I have used geometric forms in paintings long before I started thinking about these things. I am not sure why. I think it’s because of the tension that I feel between the sign and the concept to which it refers. If I paint or draw a circle I can’t possibly do it perfectly, but everyone will know that the circle symbolises a perfect circle. I like this contrast between ideas and life.
Who have been your most influential thinkers and creative people?
I wouldn’t describe myself as a theorist or a conceptual artist but some thinkers have influenced my work. At an early stage, writers like Kafka, Maurice Blanchot, Georges Bataille, Alfred Jarry and Albert Camus had an impact. Later on thoughts of Foucault and Judith Butler were somewhat important. For a few years now, I have been influenced by Deleuze, Hannah Arendt, Merleau-Ponty, Jean Baudrillard, Jacques Rancière and some writers that write more specifically about painting. Some of the painters I am studying at the moment are Julie Mehretu, Kristina Jansson, Matthias Weisher and Albert Oehlen, among others.
What do you wish the viewer learns from your work? Or what do you want them to consider, reflect upon, pay attention to?
As I mentioned earlier, the encounter is important to me. I think a lot about a presumed onlooker and I make exhibitions to create a reaction in the viewer’s mental state. I don’t want them to, and I don’t believe I can control how they, react in any specific way. If I could I would like the viewer to have an artistic experience and be more open minded towards his or her surroundings after having seen my work. I plan the hanging of my exhibitions like installation works and I imagine how the viewer will move and view the work.
To what extent is your art “Swedish”?
I am not sure. I can’t see anything Swedish in it. I guess it is Swedish since I am Swedish, I live in Sweden and I react upon art, painting and society here. I lived in Paris for seven years and studied for five at the École nationale supérieure des Beaux-Arts. I graduated in 2004 and during the time of my studies not many people worked with painting, especially not in Sweden. Now many Swedish artists and art students paint.
Anything else you’d like to add?
One thing that I think about a lot is the relationship between art, painting and politics. Today’s painting is left between the modern pursuit of autonomy and the contemporary conceptual heritage of Duchamp and Arthur Danto.
In several texts, Jacques Rancière has written about politics in a way that interests me as a painter. For him, politics can be the struggle over how the correct image of society should look like. A form of activism can be to position the painting in relation to normative images of politics.
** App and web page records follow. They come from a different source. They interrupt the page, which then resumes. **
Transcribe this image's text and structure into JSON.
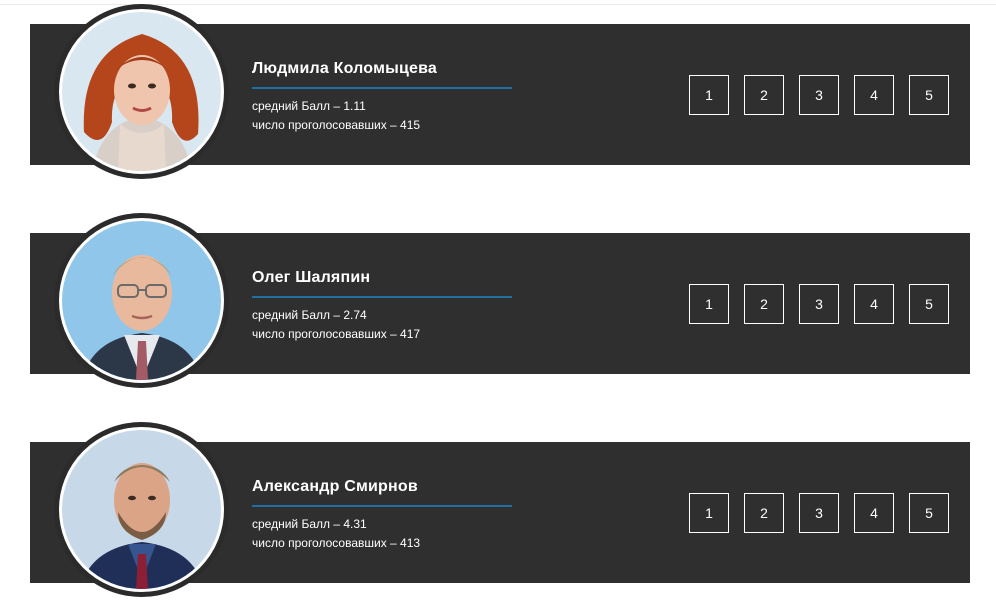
{
  "candidates": [
    {
      "name": "Людмила Коломыцева",
      "average": "средний Балл – 1.11",
      "votes": "число проголосовавших – 415",
      "photo": "portrait-woman-red-hair"
    },
    {
      "name": "Олег Шаляпин",
      "average": "средний Балл – 2.74",
      "votes": "число проголосовавших – 417",
      "photo": "portrait-man-glasses"
    },
    {
      "name": "Александр Смирнов",
      "average": "средний Балл – 4.31",
      "votes": "число проголосовавших – 413",
      "photo": "portrait-man-beard"
    }
  ],
  "rating_options": [
    "1",
    "2",
    "3",
    "4",
    "5"
  ],
  "colors": {
    "card_background": "#2f2f2f",
    "accent_rule": "#1f6fa3",
    "text": "#ffffff"
  }
}
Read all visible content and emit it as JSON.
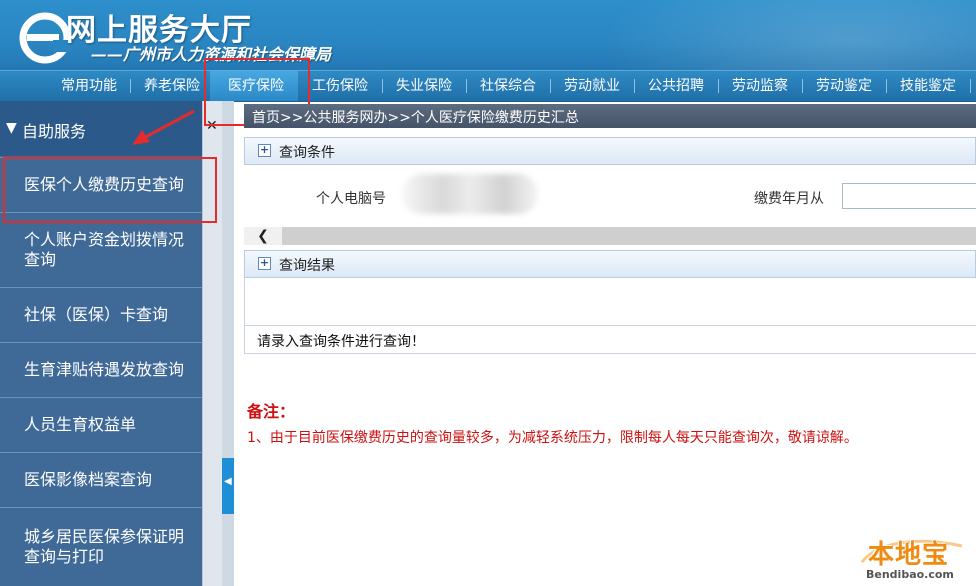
{
  "header": {
    "title": "网上服务大厅",
    "subtitle": "——广州市人力资源和社会保障局"
  },
  "nav": {
    "active_index": 2,
    "items": [
      "常用功能",
      "养老保险",
      "医疗保险",
      "工伤保险",
      "失业保险",
      "社保综合",
      "劳动就业",
      "公共招聘",
      "劳动监察",
      "劳动鉴定",
      "技能鉴定"
    ]
  },
  "sidebar": {
    "section_title": "自助服务",
    "collapse_icon": "close-icon",
    "items": [
      "医保个人缴费历史查询",
      "个人账户资金划拨情况查询",
      "社保（医保）卡查询",
      "生育津贴待遇发放查询",
      "人员生育权益单",
      "医保影像档案查询",
      "城乡居民医保参保证明查询与打印"
    ]
  },
  "breadcrumb": "首页>>公共服务网办>>个人医疗保险缴费历史汇总",
  "query_section": {
    "title": "查询条件",
    "id_label": "个人电脑号",
    "id_value": "",
    "month_from_label": "缴费年月从",
    "month_from_value": ""
  },
  "result_section": {
    "title": "查询结果",
    "message": "请录入查询条件进行查询！"
  },
  "notes": {
    "title": "备注：",
    "text": "1、由于目前医保缴费历史的查询量较多，为减轻系统压力，限制每人每天只能查询次，敬请谅解。"
  },
  "watermark": {
    "brand": "本地宝",
    "domain": "Bendibao.com"
  },
  "colors": {
    "header_blue": "#2a86c2",
    "sidebar_blue": "#3f6a97",
    "highlight_red": "#e52b2b",
    "note_red": "#cc1111"
  }
}
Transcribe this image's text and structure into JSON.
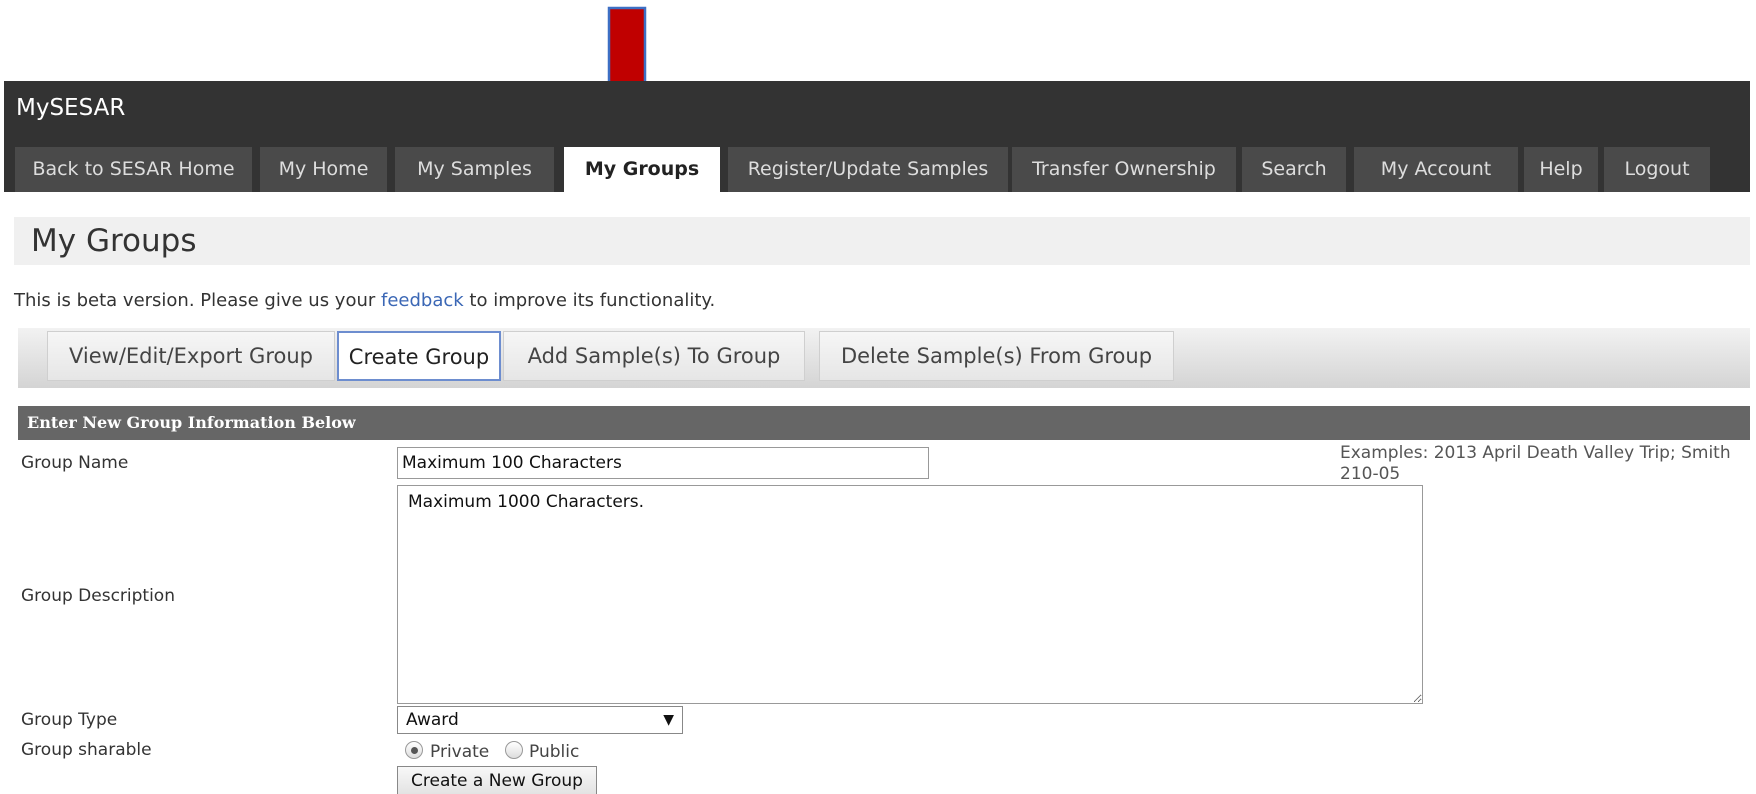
{
  "header": {
    "brand": "MySESAR",
    "nav": [
      {
        "label": "Back to SESAR Home"
      },
      {
        "label": "My Home"
      },
      {
        "label": "My Samples"
      },
      {
        "label": "My Groups",
        "active": true
      },
      {
        "label": "Register/Update Samples"
      },
      {
        "label": "Transfer Ownership"
      },
      {
        "label": "Search"
      },
      {
        "label": "My Account"
      },
      {
        "label": "Help"
      },
      {
        "label": "Logout"
      }
    ]
  },
  "page": {
    "title": "My Groups",
    "beta_prefix": "This is beta version. Please give us your ",
    "beta_link": "feedback",
    "beta_suffix": " to improve its functionality."
  },
  "subtabs": [
    {
      "label": "View/Edit/Export Group"
    },
    {
      "label": "Create Group",
      "active": true
    },
    {
      "label": "Add Sample(s) To Group"
    },
    {
      "label": "Delete Sample(s) From Group"
    }
  ],
  "form": {
    "heading": "Enter New Group Information Below",
    "name_label": "Group Name",
    "name_value": "Maximum 100 Characters",
    "name_hint": "Examples: 2013 April Death Valley Trip; Smith 210-05",
    "description_label": "Group Description",
    "description_value": "Maximum 1000 Characters.",
    "type_label": "Group Type",
    "type_value": "Award",
    "sharable_label": "Group sharable",
    "sharable_options": [
      "Private",
      "Public"
    ],
    "sharable_selected": "Private",
    "submit_label": "Create a New Group"
  },
  "colors": {
    "header_bg": "#333333",
    "tab_bg": "#4a4a4a",
    "panel_head_bg": "#666666",
    "link": "#3b67b5",
    "arrow": "#c00000",
    "arrow_outline": "#3d6fc4"
  }
}
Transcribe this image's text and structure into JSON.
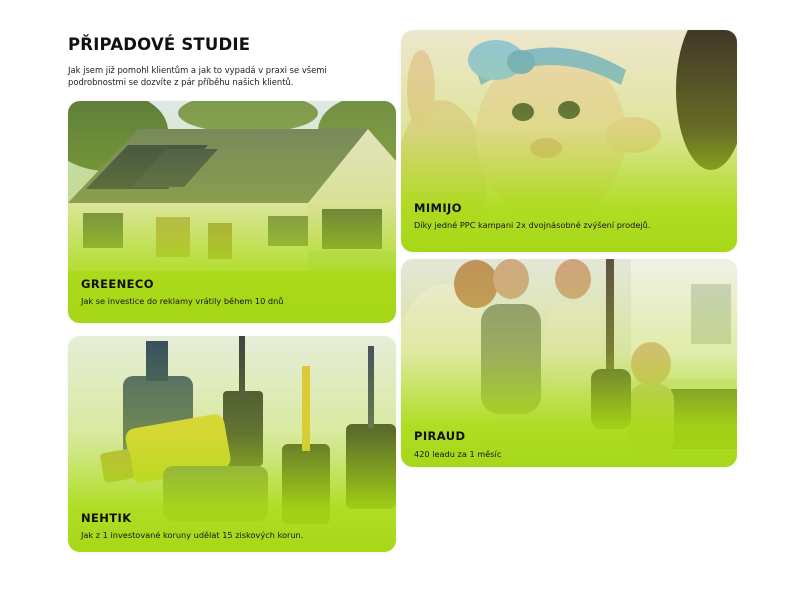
{
  "page": {
    "title": "PŘIPADOVÉ STUDIE",
    "intro": "Jak jsem již pomohl klientům a jak to vypadá v praxi se všemi podrobnostmi se dozvíte z pár příběhu našich klientů."
  },
  "colors": {
    "accent": "#a8d81a",
    "text": "#121212",
    "background": "#ffffff"
  },
  "cases": {
    "greeneco": {
      "name": "GREENECO",
      "description": "Jak se investice do reklamy vrátily během 10 dnů",
      "image": "house-with-solar-panels"
    },
    "mimijo": {
      "name": "MIMIJO",
      "description": "Díky jedné PPC kampani 2x dvojnásobné zvýšení prodejů.",
      "image": "baby-with-headband"
    },
    "nehtik": {
      "name": "NEHTIK",
      "description": "Jak z 1 investované koruny udělat 15 ziskových korun.",
      "image": "nail-polish-bottles"
    },
    "piraud": {
      "name": "PIRAUD",
      "description": "420 leadu za 1 měsíc",
      "image": "team-in-office"
    }
  }
}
When we paint how we see reality we create reality. We cannot look upon painting as an imitation of actuality. We live in a superfluity of images from media and the Internet. These images represent reality, but they are of course mediations of viewpoints. When I use these images as a reference I create something new. Rancière declares that the understanding of the real is a fiction that negotiates how images and signs, images and time, and signs and space link together.
Find Erik on his website (www.eriksigerud.com).